#### Task item:
If a line of the data below contains the string "рабочего", count it, then state the total alone.

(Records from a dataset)
+ + +

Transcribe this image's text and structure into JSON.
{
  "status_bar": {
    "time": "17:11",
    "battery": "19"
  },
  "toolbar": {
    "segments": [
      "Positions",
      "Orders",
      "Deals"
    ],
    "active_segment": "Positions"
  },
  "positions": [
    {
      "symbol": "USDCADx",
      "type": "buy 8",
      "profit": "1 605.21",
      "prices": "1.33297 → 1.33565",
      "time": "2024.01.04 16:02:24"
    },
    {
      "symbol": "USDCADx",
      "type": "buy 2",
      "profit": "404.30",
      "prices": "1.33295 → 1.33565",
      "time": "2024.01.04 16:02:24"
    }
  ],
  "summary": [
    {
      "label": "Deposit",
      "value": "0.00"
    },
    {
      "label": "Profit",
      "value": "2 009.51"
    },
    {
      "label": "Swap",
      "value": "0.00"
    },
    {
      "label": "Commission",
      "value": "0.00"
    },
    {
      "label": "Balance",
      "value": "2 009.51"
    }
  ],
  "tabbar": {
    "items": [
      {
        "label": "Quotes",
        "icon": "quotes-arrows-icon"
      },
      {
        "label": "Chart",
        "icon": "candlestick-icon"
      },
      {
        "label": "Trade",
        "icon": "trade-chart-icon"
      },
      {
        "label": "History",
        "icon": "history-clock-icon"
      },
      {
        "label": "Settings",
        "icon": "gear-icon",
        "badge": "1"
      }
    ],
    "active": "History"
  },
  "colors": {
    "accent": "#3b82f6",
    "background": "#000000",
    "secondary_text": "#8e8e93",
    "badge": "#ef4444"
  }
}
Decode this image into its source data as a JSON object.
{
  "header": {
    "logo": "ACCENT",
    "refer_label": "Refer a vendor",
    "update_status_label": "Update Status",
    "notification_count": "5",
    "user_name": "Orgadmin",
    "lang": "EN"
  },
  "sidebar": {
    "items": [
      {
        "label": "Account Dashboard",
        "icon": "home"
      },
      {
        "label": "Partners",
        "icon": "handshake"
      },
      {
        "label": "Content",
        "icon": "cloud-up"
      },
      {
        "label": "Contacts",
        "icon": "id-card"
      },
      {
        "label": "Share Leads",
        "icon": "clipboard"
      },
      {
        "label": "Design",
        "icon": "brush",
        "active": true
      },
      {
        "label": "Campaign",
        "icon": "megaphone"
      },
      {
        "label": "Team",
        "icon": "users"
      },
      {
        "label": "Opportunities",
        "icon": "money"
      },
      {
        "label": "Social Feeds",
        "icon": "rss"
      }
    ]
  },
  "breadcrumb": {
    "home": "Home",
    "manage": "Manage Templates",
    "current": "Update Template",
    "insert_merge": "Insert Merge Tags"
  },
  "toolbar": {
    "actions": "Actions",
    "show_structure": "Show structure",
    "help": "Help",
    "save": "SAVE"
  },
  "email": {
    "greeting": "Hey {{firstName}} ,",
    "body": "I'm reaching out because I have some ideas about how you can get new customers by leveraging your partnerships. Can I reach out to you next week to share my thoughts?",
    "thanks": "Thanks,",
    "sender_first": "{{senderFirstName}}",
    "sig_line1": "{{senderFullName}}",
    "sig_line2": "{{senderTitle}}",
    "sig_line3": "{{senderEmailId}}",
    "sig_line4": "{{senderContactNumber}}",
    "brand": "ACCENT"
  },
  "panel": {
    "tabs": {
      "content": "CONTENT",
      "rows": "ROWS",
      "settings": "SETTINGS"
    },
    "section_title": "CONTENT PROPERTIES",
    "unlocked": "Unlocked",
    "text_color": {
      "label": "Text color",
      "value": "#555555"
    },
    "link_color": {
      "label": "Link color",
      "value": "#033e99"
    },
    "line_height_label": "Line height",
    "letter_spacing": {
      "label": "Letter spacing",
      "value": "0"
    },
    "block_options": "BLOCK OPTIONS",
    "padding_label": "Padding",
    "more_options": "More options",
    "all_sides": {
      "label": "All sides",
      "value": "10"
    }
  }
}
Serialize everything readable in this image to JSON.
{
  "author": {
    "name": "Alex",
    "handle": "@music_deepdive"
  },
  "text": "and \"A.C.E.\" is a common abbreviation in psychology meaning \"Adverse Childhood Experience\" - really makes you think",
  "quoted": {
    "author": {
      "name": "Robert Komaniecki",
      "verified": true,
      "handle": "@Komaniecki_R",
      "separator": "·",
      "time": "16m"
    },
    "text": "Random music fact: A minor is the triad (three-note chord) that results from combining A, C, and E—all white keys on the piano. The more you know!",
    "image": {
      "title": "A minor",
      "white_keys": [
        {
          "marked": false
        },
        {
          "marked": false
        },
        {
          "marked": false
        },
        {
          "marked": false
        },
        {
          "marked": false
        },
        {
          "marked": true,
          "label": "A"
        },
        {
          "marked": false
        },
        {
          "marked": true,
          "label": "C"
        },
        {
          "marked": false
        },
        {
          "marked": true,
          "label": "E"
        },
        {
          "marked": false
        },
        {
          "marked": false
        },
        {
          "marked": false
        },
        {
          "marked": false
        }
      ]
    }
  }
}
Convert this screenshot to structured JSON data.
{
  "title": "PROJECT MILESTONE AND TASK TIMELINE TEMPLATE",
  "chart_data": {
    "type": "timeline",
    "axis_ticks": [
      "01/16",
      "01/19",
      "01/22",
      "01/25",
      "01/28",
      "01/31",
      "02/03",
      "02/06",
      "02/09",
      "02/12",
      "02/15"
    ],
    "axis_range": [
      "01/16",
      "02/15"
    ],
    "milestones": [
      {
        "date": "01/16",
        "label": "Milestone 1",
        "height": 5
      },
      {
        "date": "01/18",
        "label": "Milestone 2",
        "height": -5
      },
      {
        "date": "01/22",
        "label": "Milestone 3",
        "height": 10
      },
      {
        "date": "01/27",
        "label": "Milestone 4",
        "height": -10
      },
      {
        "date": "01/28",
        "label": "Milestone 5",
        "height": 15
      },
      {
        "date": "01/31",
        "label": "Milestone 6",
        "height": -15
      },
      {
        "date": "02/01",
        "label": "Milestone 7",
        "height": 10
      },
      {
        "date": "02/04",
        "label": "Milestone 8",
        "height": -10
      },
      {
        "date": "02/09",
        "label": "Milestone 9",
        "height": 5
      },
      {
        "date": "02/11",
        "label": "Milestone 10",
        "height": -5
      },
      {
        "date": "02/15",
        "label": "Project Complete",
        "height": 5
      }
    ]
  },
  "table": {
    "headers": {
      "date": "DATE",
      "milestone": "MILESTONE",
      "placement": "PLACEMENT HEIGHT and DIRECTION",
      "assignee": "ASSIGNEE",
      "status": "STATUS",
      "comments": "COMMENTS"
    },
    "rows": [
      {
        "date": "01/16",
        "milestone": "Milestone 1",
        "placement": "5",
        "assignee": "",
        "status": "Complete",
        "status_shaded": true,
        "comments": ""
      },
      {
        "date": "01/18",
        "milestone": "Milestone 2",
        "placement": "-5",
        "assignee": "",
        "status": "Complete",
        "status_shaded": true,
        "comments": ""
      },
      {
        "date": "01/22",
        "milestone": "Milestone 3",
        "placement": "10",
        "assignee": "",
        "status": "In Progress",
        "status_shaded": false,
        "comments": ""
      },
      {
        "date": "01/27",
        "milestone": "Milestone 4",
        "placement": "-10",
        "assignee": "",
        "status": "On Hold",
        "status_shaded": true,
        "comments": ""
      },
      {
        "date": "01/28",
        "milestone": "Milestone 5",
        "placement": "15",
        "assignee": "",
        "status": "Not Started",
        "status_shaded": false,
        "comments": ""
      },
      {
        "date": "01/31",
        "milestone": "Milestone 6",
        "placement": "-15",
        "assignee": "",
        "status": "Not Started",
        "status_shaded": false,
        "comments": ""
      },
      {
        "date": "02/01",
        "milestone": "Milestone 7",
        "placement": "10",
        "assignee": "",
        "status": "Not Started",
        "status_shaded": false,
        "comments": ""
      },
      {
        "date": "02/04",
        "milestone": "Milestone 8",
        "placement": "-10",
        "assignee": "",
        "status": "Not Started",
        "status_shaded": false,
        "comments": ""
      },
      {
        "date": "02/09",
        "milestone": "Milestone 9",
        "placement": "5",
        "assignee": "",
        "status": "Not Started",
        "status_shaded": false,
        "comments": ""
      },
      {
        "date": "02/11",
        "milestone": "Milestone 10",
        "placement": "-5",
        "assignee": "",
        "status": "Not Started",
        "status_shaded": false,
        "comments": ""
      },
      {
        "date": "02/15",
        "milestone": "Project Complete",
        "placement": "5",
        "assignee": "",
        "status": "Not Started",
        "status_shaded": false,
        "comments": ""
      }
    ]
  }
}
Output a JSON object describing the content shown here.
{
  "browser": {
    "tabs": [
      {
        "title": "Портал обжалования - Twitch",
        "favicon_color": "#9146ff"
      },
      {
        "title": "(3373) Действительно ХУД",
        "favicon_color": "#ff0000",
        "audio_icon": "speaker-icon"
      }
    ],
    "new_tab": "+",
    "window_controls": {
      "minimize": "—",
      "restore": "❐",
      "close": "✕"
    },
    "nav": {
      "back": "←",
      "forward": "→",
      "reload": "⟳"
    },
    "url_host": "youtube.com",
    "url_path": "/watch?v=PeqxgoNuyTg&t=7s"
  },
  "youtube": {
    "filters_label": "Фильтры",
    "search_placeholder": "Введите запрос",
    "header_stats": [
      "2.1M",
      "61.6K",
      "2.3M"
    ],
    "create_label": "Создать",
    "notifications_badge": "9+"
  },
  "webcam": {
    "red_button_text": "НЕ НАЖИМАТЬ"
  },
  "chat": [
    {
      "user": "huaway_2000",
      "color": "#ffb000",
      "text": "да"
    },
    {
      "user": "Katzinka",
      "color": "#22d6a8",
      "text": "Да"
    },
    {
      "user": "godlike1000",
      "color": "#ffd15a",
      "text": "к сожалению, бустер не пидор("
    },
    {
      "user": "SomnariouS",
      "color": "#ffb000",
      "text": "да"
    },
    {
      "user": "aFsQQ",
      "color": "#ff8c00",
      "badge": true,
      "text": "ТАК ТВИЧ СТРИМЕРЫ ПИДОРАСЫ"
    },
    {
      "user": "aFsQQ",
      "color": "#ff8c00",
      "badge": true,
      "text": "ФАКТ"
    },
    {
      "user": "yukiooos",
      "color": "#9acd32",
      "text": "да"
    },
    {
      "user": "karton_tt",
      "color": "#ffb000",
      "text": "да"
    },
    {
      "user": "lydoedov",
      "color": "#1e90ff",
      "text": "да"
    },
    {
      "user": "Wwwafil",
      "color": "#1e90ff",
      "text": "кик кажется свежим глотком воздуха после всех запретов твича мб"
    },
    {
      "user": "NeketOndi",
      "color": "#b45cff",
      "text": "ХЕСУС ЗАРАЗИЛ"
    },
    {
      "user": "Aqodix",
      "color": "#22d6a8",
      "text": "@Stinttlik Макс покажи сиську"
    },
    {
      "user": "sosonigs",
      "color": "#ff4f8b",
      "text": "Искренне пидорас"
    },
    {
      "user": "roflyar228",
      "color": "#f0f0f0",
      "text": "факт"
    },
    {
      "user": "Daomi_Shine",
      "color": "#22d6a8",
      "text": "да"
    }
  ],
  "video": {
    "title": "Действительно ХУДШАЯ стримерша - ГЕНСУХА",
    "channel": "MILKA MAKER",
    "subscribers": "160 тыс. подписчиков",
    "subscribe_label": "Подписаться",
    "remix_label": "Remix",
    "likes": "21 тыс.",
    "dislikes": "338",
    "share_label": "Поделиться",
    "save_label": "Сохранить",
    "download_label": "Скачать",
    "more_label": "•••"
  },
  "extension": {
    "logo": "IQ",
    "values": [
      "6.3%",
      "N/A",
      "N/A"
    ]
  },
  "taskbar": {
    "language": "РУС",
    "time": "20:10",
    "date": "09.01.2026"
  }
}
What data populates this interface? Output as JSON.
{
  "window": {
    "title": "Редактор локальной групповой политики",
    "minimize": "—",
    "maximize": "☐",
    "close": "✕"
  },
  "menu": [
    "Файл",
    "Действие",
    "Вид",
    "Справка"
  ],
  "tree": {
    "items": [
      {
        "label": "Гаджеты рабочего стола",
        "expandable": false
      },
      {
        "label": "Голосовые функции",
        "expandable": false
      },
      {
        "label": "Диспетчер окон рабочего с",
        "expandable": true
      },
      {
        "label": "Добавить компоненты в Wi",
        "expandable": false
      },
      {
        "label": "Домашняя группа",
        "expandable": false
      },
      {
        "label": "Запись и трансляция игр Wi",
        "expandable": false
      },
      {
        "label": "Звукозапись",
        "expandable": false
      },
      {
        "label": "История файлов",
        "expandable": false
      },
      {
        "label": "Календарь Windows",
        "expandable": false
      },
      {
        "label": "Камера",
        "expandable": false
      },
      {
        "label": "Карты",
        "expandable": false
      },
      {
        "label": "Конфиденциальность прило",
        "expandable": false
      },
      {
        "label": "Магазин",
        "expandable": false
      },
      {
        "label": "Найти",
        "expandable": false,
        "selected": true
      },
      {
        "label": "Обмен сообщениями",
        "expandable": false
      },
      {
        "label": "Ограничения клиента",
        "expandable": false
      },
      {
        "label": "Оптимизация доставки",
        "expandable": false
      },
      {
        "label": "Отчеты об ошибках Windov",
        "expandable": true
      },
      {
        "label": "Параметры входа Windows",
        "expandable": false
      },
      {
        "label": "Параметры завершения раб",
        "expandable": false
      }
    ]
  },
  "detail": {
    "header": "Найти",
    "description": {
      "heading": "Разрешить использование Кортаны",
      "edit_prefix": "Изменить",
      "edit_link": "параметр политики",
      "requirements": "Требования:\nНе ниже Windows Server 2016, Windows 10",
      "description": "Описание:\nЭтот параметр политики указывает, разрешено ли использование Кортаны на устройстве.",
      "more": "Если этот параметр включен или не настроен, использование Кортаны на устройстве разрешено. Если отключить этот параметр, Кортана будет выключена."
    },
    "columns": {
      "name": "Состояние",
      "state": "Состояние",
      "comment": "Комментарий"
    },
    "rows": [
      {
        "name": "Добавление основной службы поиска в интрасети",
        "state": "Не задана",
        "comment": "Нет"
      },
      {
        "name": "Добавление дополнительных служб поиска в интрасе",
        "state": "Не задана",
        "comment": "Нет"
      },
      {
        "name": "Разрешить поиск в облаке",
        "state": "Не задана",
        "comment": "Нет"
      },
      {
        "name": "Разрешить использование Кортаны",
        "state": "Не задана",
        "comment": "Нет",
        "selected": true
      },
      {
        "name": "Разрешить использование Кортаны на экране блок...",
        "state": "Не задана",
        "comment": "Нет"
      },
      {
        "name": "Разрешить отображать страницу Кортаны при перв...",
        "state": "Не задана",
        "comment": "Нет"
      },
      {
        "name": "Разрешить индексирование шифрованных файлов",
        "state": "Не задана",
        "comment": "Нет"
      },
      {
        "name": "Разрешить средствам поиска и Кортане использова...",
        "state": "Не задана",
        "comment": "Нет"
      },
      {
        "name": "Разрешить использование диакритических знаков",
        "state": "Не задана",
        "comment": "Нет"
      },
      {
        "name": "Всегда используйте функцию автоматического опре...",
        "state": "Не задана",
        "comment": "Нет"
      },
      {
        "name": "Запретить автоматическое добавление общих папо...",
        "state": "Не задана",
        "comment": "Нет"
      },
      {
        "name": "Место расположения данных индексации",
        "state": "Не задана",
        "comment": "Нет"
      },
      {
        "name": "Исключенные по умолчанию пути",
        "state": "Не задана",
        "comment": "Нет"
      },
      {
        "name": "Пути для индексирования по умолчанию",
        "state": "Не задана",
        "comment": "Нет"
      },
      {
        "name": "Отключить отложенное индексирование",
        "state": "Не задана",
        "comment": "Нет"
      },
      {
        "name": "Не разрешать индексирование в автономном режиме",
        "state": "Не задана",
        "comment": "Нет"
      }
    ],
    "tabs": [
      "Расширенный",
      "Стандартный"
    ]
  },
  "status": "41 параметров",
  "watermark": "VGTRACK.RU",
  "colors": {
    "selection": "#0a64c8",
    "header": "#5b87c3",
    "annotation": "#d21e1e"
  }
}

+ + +

#### Reply:
2